Data to process:
━━━━

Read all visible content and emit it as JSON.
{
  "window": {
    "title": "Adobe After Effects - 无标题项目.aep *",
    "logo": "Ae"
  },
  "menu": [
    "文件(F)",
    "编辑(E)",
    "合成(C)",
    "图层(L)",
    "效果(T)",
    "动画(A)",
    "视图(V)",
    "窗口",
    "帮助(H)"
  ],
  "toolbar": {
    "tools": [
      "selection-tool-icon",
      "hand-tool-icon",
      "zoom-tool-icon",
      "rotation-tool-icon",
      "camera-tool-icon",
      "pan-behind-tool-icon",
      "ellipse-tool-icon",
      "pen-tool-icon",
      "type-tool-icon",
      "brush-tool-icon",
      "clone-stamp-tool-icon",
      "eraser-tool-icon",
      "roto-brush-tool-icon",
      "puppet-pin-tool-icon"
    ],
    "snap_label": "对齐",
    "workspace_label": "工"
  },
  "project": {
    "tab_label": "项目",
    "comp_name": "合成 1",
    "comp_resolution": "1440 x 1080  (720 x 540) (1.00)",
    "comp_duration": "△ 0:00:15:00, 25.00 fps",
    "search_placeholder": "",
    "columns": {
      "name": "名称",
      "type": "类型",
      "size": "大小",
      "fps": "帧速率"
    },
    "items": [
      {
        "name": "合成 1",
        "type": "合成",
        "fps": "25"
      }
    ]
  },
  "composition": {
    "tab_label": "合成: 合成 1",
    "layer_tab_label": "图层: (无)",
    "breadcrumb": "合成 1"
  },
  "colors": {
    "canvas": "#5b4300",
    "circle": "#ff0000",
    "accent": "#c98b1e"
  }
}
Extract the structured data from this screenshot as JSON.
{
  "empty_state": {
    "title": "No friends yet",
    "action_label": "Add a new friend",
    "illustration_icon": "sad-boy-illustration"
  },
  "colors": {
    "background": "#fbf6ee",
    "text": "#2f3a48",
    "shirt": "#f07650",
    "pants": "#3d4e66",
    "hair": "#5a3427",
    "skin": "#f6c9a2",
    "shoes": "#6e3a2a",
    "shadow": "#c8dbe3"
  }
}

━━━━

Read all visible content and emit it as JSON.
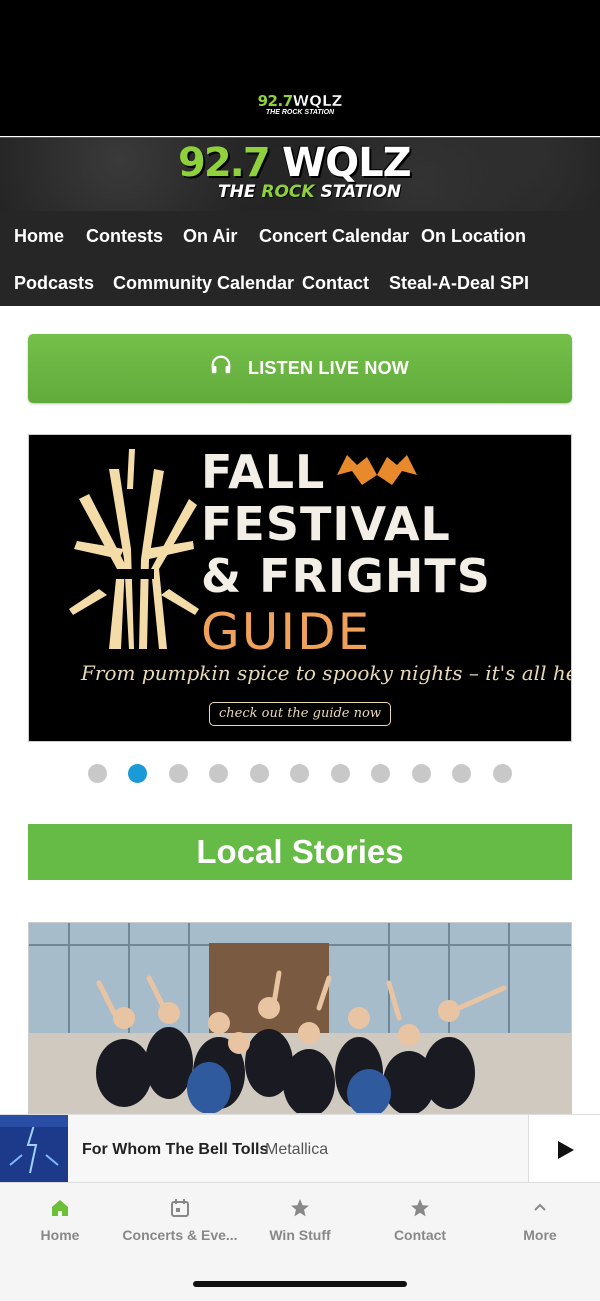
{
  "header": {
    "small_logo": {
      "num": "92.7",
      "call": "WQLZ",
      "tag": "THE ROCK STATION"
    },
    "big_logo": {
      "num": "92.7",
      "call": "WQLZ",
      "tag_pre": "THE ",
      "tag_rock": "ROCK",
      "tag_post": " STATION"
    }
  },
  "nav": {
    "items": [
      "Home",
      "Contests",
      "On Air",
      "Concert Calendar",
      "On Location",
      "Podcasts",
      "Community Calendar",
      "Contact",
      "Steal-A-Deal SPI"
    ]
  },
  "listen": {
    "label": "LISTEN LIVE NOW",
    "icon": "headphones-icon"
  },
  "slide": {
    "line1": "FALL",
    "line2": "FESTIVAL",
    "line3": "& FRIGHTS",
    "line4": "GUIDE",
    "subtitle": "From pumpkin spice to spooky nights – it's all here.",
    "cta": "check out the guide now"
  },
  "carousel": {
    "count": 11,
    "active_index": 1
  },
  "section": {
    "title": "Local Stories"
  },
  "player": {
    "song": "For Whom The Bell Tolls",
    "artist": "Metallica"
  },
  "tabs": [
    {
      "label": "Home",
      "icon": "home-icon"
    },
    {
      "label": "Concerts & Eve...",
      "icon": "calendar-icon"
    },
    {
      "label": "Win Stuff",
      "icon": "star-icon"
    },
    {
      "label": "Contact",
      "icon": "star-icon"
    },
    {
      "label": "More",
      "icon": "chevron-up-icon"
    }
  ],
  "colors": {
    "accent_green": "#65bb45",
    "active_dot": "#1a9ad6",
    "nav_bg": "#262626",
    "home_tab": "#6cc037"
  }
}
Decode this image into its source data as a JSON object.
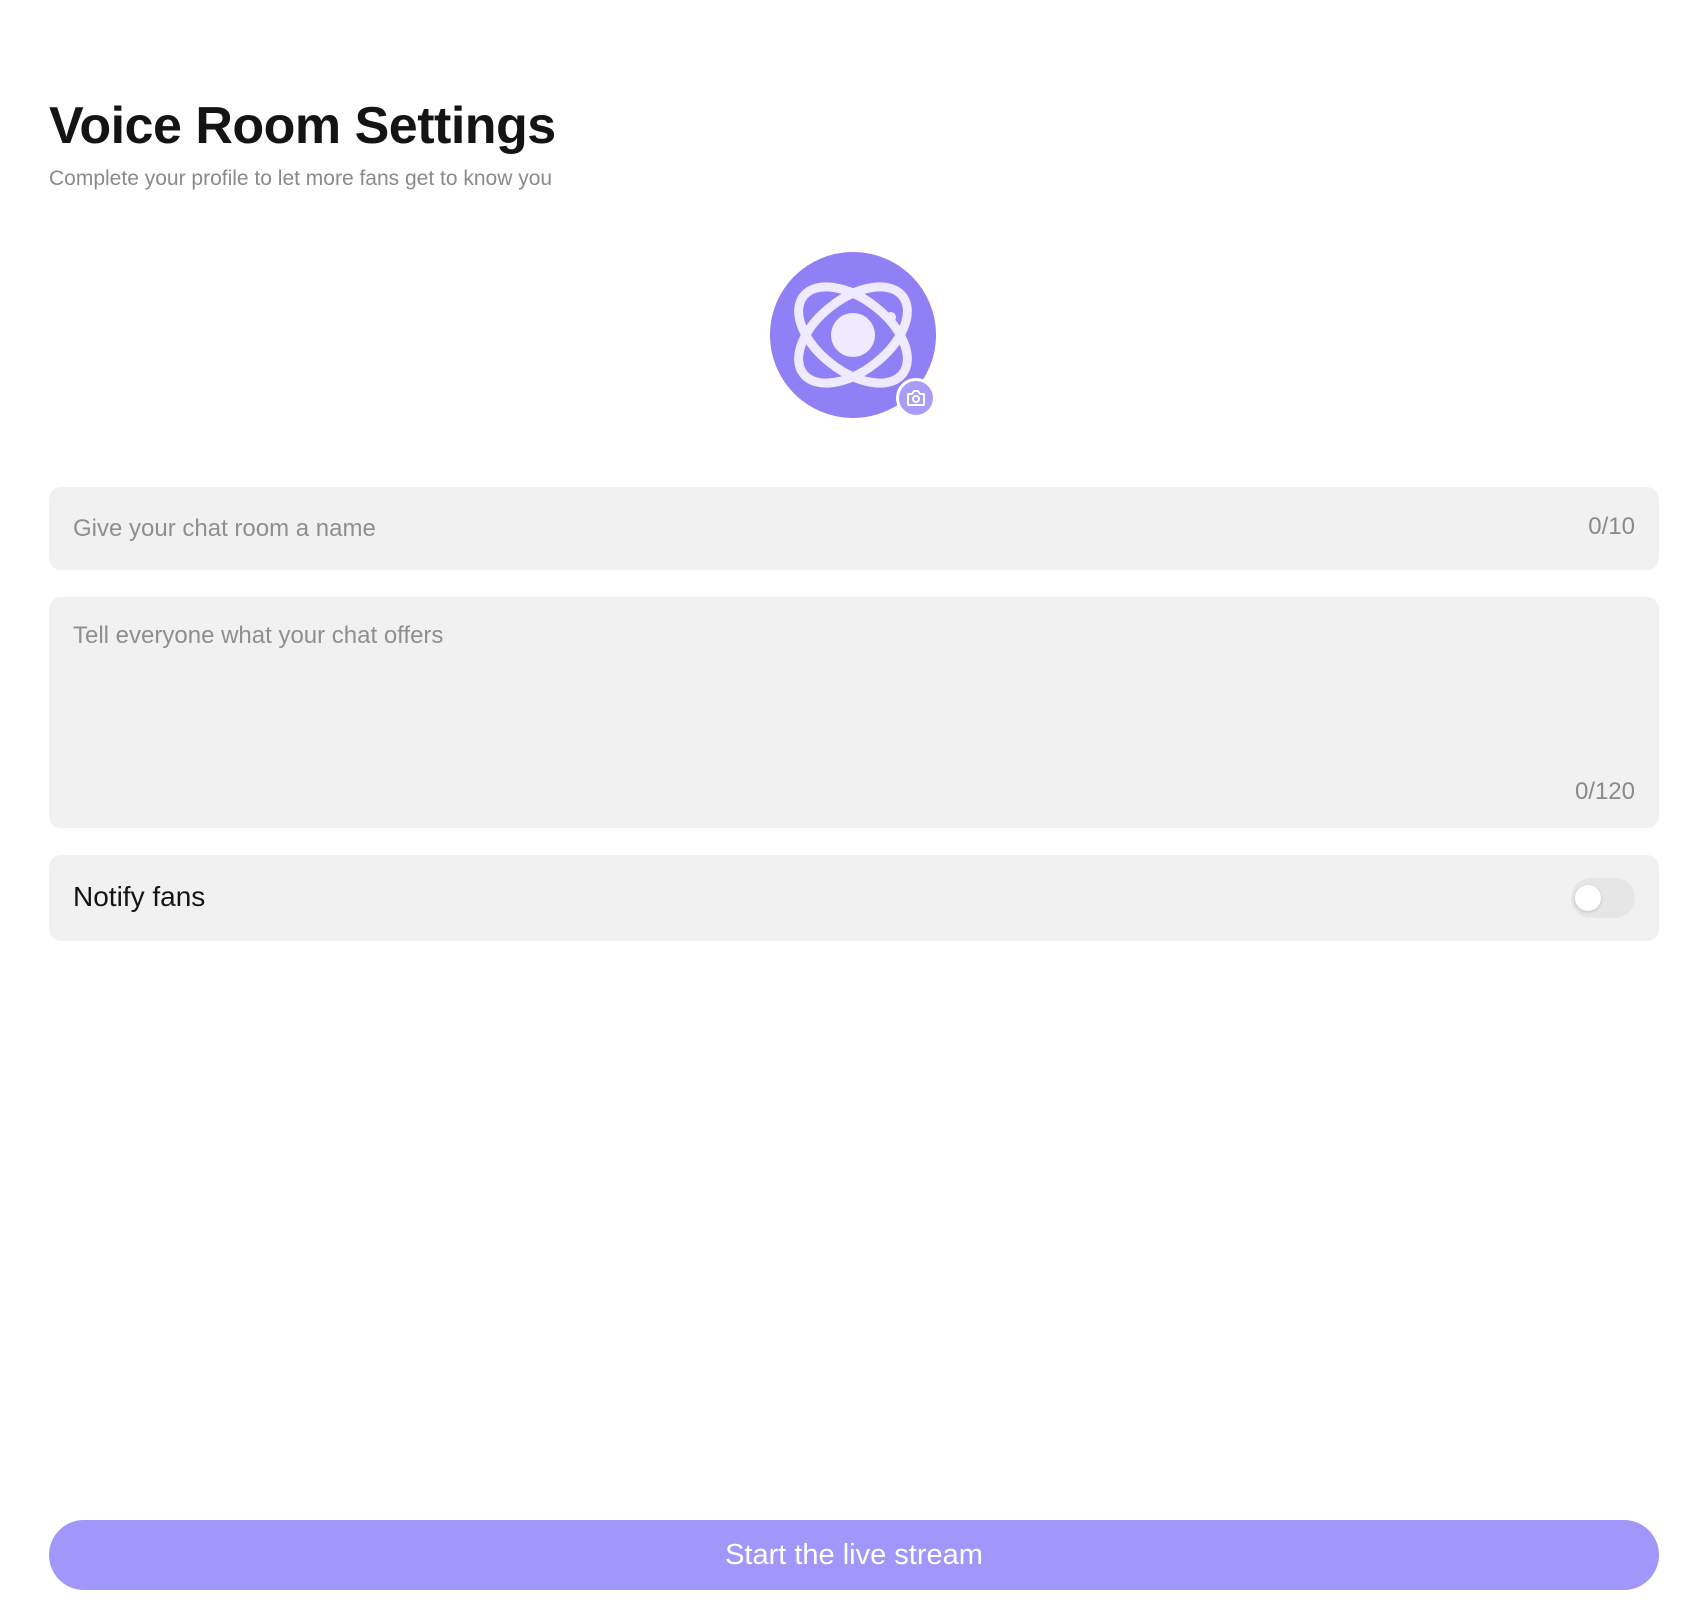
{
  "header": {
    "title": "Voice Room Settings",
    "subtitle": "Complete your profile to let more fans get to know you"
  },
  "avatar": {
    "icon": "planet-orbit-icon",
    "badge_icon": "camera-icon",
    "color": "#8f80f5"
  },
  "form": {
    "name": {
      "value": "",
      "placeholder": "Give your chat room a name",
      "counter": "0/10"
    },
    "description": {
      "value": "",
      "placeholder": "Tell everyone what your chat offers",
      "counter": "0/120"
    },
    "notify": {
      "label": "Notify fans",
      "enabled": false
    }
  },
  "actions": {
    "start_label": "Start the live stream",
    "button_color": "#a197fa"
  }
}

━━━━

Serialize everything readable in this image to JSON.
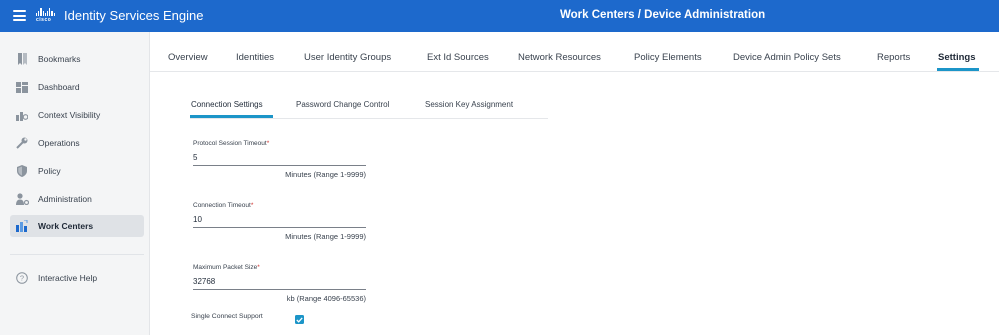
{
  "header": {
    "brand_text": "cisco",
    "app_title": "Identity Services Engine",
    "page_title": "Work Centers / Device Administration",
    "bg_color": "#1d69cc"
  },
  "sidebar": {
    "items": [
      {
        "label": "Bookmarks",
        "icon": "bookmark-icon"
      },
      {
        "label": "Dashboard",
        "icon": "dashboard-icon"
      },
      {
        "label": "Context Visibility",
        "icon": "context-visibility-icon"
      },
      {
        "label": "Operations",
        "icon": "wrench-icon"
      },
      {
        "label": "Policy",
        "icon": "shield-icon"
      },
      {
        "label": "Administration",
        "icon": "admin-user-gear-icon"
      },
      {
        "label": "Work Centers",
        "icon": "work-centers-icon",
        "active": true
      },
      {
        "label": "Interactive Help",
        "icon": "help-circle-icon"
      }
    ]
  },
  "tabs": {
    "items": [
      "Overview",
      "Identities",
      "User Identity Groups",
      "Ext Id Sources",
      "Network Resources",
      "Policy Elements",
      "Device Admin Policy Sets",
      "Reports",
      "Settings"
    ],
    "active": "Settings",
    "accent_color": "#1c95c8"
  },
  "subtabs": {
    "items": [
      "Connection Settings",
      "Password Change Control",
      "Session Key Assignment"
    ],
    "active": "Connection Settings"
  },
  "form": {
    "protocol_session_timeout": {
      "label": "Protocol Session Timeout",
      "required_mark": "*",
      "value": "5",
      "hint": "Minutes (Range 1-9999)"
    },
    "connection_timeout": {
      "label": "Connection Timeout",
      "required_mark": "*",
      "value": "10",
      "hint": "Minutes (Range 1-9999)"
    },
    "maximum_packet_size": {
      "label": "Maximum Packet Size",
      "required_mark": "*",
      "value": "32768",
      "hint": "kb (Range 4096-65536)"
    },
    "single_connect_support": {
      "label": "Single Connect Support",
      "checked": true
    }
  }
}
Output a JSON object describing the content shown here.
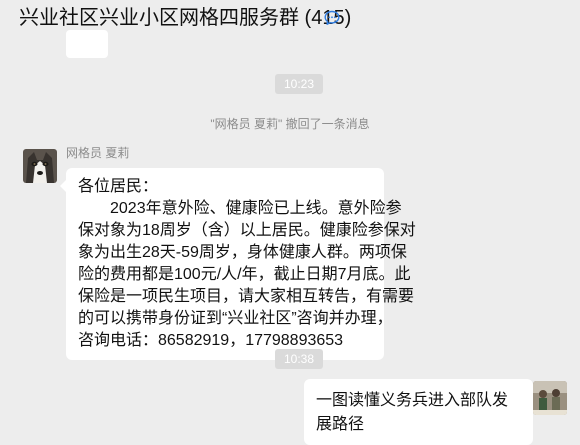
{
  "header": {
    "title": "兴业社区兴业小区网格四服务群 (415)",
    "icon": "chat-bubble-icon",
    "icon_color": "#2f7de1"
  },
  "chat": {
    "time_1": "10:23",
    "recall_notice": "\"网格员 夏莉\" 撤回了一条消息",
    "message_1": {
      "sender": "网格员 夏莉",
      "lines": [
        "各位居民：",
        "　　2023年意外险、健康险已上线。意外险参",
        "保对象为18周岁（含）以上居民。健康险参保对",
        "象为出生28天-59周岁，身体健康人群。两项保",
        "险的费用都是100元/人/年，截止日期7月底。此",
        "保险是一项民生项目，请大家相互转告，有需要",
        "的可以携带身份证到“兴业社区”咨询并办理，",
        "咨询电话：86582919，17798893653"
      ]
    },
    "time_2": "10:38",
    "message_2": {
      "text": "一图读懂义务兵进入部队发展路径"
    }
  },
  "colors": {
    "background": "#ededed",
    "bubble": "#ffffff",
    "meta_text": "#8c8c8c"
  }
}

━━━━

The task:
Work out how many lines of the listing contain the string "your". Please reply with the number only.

Exercise solution:
3